WHAT YOU NEED TO DO
The entries are to be returned exactly, with images left out.

>>>>

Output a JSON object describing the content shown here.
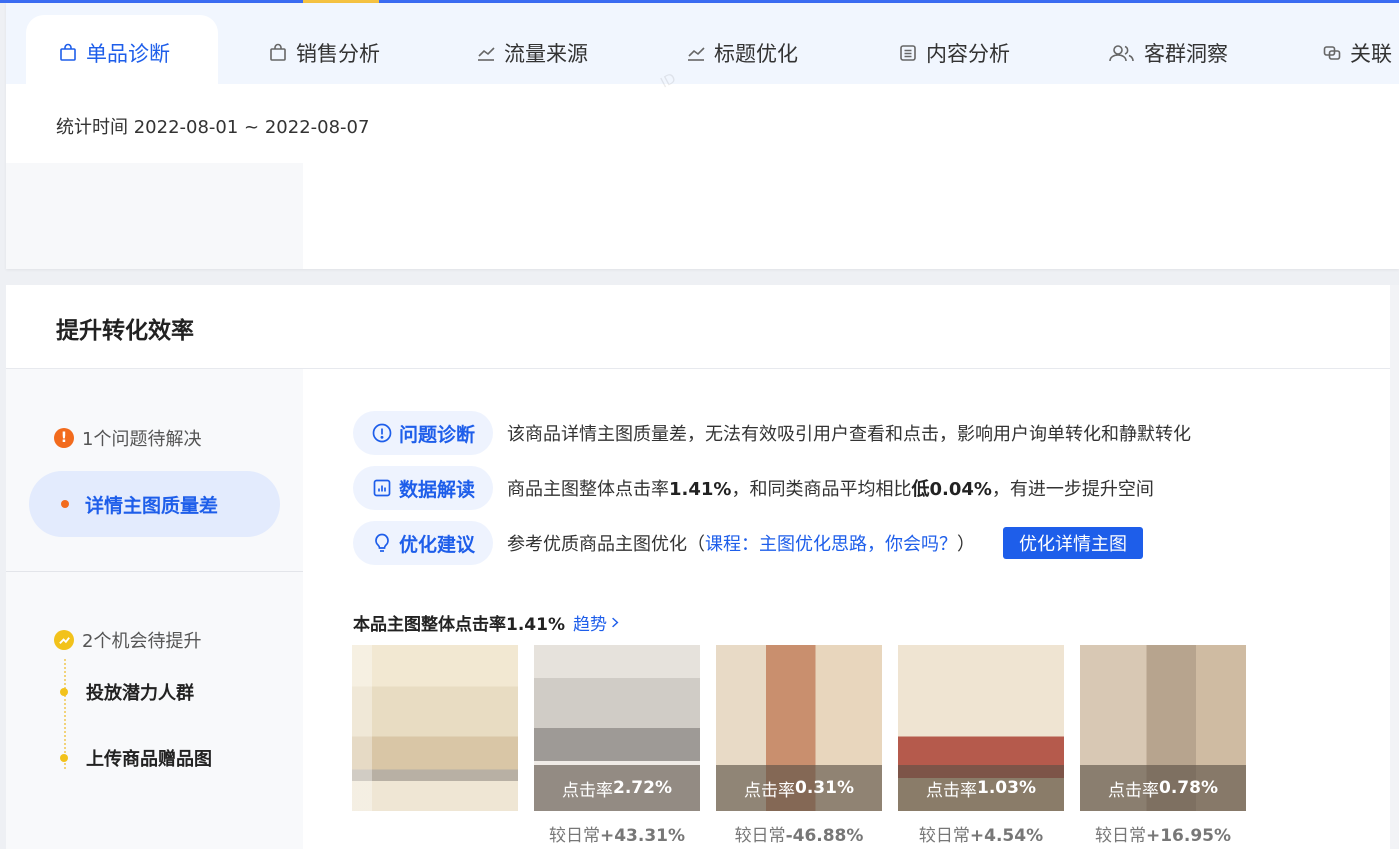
{
  "tabs": [
    {
      "label": "单品诊断",
      "icon": "bag-icon",
      "active": true
    },
    {
      "label": "销售分析",
      "icon": "bag-icon",
      "active": false
    },
    {
      "label": "流量来源",
      "icon": "line-chart-icon",
      "active": false
    },
    {
      "label": "标题优化",
      "icon": "line-chart-icon",
      "active": false
    },
    {
      "label": "内容分析",
      "icon": "list-doc-icon",
      "active": false
    },
    {
      "label": "客群洞察",
      "icon": "users-icon",
      "active": false
    },
    {
      "label": "关联",
      "icon": "link-icon",
      "active": false
    }
  ],
  "stat_time": "统计时间 2022-08-01 ~ 2022-08-07",
  "section": {
    "title": "提升转化效率"
  },
  "problems": {
    "header": "1个问题待解决",
    "items": [
      "详情主图质量差"
    ]
  },
  "opportunities": {
    "header": "2个机会待提升",
    "items": [
      "投放潜力人群",
      "上传商品赠品图"
    ]
  },
  "diagnosis": {
    "label": "问题诊断",
    "text": "该商品详情主图质量差，无法有效吸引用户查看和点击，影响用户询单转化和静默转化"
  },
  "interpretation": {
    "label": "数据解读",
    "text_before": "商品主图整体点击率",
    "rate": "1.41%",
    "text_mid": "，和同类商品平均相比",
    "compare": "低0.04%",
    "text_after": "，有进一步提升空间"
  },
  "suggestion": {
    "label": "优化建议",
    "text_before": "参考优质商品主图优化（",
    "link": "课程：主图优化思路，你会吗？",
    "text_after": "）",
    "button": "优化详情主图"
  },
  "ctr_summary": {
    "title": "本品主图整体点击率1.41%",
    "trend_link": "趋势"
  },
  "thumbnails": [
    {
      "ctr_label": "",
      "ctr_value": "",
      "delta_label": "",
      "delta_value": "",
      "tone": "#e9dcc4"
    },
    {
      "ctr_label": "点击率",
      "ctr_value": "2.72%",
      "delta_label": "较日常",
      "delta_value": "+43.31%",
      "tone": "#d9d4cc"
    },
    {
      "ctr_label": "点击率",
      "ctr_value": "0.31%",
      "delta_label": "较日常",
      "delta_value": "-46.88%",
      "tone": "#e4cdb2"
    },
    {
      "ctr_label": "点击率",
      "ctr_value": "1.03%",
      "delta_label": "较日常",
      "delta_value": "+4.54%",
      "tone": "#e6d4bc"
    },
    {
      "ctr_label": "点击率",
      "ctr_value": "0.78%",
      "delta_label": "较日常",
      "delta_value": "+16.95%",
      "tone": "#dcc9b4"
    }
  ],
  "colors": {
    "primary": "#1e5eea",
    "warning": "#f26b1d",
    "opportunity": "#f2c21b"
  }
}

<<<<

RESULT
Output a JSON object describing the content shown here.
{
  "tabs": [
    {
      "label": "单品诊断",
      "icon": "bag-icon",
      "active": true
    },
    {
      "label": "销售分析",
      "icon": "bag-icon",
      "active": false
    },
    {
      "label": "流量来源",
      "icon": "line-chart-icon",
      "active": false
    },
    {
      "label": "标题优化",
      "icon": "line-chart-icon",
      "active": false
    },
    {
      "label": "内容分析",
      "icon": "list-doc-icon",
      "active": false
    },
    {
      "label": "客群洞察",
      "icon": "users-icon",
      "active": false
    },
    {
      "label": "关联",
      "icon": "link-icon",
      "active": false
    }
  ],
  "stat_time": "统计时间 2022-08-01 ~ 2022-08-07",
  "section": {
    "title": "提升转化效率"
  },
  "problems": {
    "header": "1个问题待解决",
    "items": [
      "详情主图质量差"
    ]
  },
  "opportunities": {
    "header": "2个机会待提升",
    "items": [
      "投放潜力人群",
      "上传商品赠品图"
    ]
  },
  "diagnosis": {
    "label": "问题诊断",
    "text": "该商品详情主图质量差，无法有效吸引用户查看和点击，影响用户询单转化和静默转化"
  },
  "interpretation": {
    "label": "数据解读",
    "text_before": "商品主图整体点击率",
    "rate": "1.41%",
    "text_mid": "，和同类商品平均相比",
    "compare": "低0.04%",
    "text_after": "，有进一步提升空间"
  },
  "suggestion": {
    "label": "优化建议",
    "text_before": "参考优质商品主图优化（",
    "link": "课程：主图优化思路，你会吗？",
    "text_after": "）",
    "button": "优化详情主图"
  },
  "ctr_summary": {
    "title": "本品主图整体点击率1.41%",
    "trend_link": "趋势"
  },
  "thumbnails": [
    {
      "ctr_label": "",
      "ctr_value": "",
      "delta_label": "",
      "delta_value": "",
      "tone": "#e9dcc4"
    },
    {
      "ctr_label": "点击率",
      "ctr_value": "2.72%",
      "delta_label": "较日常",
      "delta_value": "+43.31%",
      "tone": "#d9d4cc"
    },
    {
      "ctr_label": "点击率",
      "ctr_value": "0.31%",
      "delta_label": "较日常",
      "delta_value": "-46.88%",
      "tone": "#e4cdb2"
    },
    {
      "ctr_label": "点击率",
      "ctr_value": "1.03%",
      "delta_label": "较日常",
      "delta_value": "+4.54%",
      "tone": "#e6d4bc"
    },
    {
      "ctr_label": "点击率",
      "ctr_value": "0.78%",
      "delta_label": "较日常",
      "delta_value": "+16.95%",
      "tone": "#dcc9b4"
    }
  ],
  "colors": {
    "primary": "#1e5eea",
    "warning": "#f26b1d",
    "opportunity": "#f2c21b"
  }
}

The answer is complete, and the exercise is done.